China updated its anti-espionage law earlier this year amid an intensifying rivalry with the United States and growing distrust of the Western-led international order.
The legislation broadens the scope beyond what it originally sought to prohibit – leaks of state secrets and intelligence – to include any “documents, data, materials, or items related to national security and interests.”
Also, the law empowers authorities with new surveillance powers. These include the ability to access people’s emails or social media accounts on electronic devices.
Beijing is clearly using the new catch-all provision to cast a wider net to identify “spies”. It is targeting not only Westerners working in China but also Chinese nationals who work for foreign companies and organizations or interact with foreigners in any way.
The law is more than just theoretical – it has teeth.
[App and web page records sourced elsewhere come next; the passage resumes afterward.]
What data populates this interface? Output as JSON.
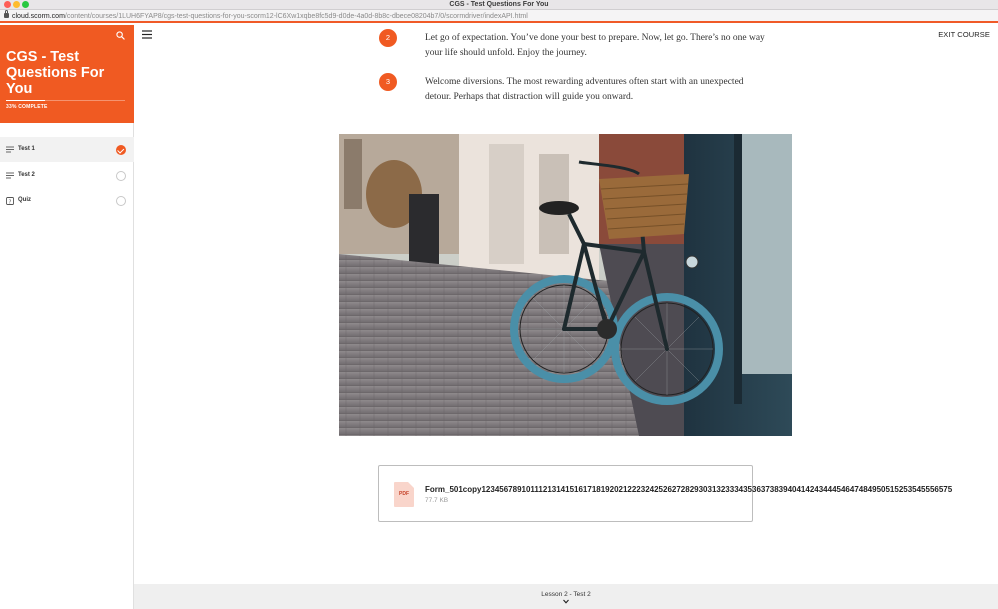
{
  "window": {
    "title": "CGS - Test Questions For You"
  },
  "browser": {
    "url_host": "cloud.scorm.com",
    "url_path": "/content/courses/1LUH6FYAP8/cgs-test-questions-for-you-scorm12-lC6Xw1xqbe8fc5d9-d0de-4a0d-8b8c-dbece08204b7/0/scormdriver/indexAPI.html"
  },
  "sidebar": {
    "course_title": "CGS - Test Questions For You",
    "progress_label": "33% COMPLETE",
    "progress_fraction": 0.33,
    "search_icon": "search-icon",
    "lessons": [
      {
        "label": "Test 1",
        "icon": "lines-icon",
        "status": "complete",
        "active": true
      },
      {
        "label": "Test 2",
        "icon": "lines-icon",
        "status": "incomplete",
        "active": false
      },
      {
        "label": "Quiz",
        "icon": "quiz-icon",
        "status": "incomplete",
        "active": false
      }
    ]
  },
  "main": {
    "menu_icon": "hamburger-icon",
    "exit_label": "EXIT COURSE",
    "steps": [
      {
        "number": "2",
        "text": "Let go of expectation. You’ve done your best to prepare. Now, let go. There’s no one way your life should unfold. Enjoy the journey."
      },
      {
        "number": "3",
        "text": "Welcome diversions. The most rewarding adventures often start with an unexpected detour. Perhaps that distraction will guide you onward."
      }
    ],
    "attachment": {
      "icon_label": "PDF",
      "file_name": "Form_501copy1234567891011121314151617181920212223242526272829303132333435363738394041424344454647484950515253545556575",
      "file_size": "77.7 KB"
    }
  },
  "footer": {
    "next_lesson_label": "Lesson 2 - Test 2"
  },
  "colors": {
    "accent": "#f05a22",
    "footer_bg": "#efefef"
  }
}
Last month, a new national campaign was launched with rewards of up to 500,000 yuan or US$68,496 for anyone reporting suspicious individuals or suspected espionage activities.
Red banners have started appearing on Chinese streets, proclaiming:
Implement the new anti-espionage law, mobilise collective efforts to safeguard national security.
Posters with a hotline number for reporting suspicious individuals can now be found on public transport, as well. These visible signs serve as reminders that spies could be anywhere, potentially feeding sensitive information to foreign entities that pose threats to China.
So far, the new law has sent a chill through multinational corporations, Chinese companies, and other organizations.
State-owned firms or those affiliated with the government are distancing themselves from multinationals offering legal, investment and consultancy services, fearful of being associated with foreign entities.
Multinationals themselves were once welcomed with open arms to help accelerate China’s economic and technological development. Now, they are entangled in a complex web of regulations governing the cross-border transfer of data and other information. Many are considering decoupling their data and IT systems from the world’s second-largest economy.
From an individual standpoint, anyone with foreign affiliations feels as if they are on a kind of community “watch list.”
Some Chinese firms indicate in recruitment drives for new employees they will not consider applicants who have returned from certain overseas regions. The perception is they may have been exposed to foreign forces who use money, friendship, or even romance to coerce them into becoming an undercover agent or informant.
An invisible net has been cast over every stratum of Chinese society.
Many Chinese will no doubt become more hesitant in their interactions, cautious in their communication, and skeptical in their collaborations. This will only further encourage people to retreat into silence or resort to coded language in conversations and social media.
And those perceived as having divergent political or ideological views will especially be under scrutiny. This includes businesspeople, entrepreneurs, and those working in non-government sectors who openly voice political or ideological values that go against the Communist Party.
The expansive nature of the law evokes memories of the Cultural Revolution, an era in which little trust existed in society and even among family members.
A divide is emerging today between those in governmental circles and everyone else.
Having a foreign diploma or other affiliation was once seen as a positive. Now, however, it could be seen as a liability or even a crime.
The first iteration of the anti-espionage law was enacted in 2015 and was aimed at bolstering national security and generally protecting against espionage activities detrimental to the country’s interests.
The updated legislation comes in a changed world. The rivalry between the US and China has escalated in trade, technology, defense and influence over global institutions. Both nations are actively engaging in intelligence operations to understand intentions and vulnerabilities.
Because the law is so expansive and ambiguous, however, the implementation and enforcement could be difficult. And it could diverge significantly from the initial objectives of lawmakers.
When legislation is ambiguous, it leaves room for interpretation and potential exploitation.
The lack of clarity with the revised anti-espionage law could give rise to witch hunts, leaving people vulnerable to accusations that lack substantial evidence. The ripple effect could extend beyond China’s borders, affecting academic exchanges, technological cooperation, and diplomatic relations.
If collaboration with the outside world becomes secondary to perceived threats, it could also deter foreign investment and domestic private enterprises in China, stifling economic growth.
At a time when the Chinese economy is grappling with domestic challenges and an increasingly hostile global environment, this could hasten the “decoupling” from China that many in the West are advocating for.
The views and opinions expressed in this article are those of the author and do not necessarily reflect the official policy of China Factor.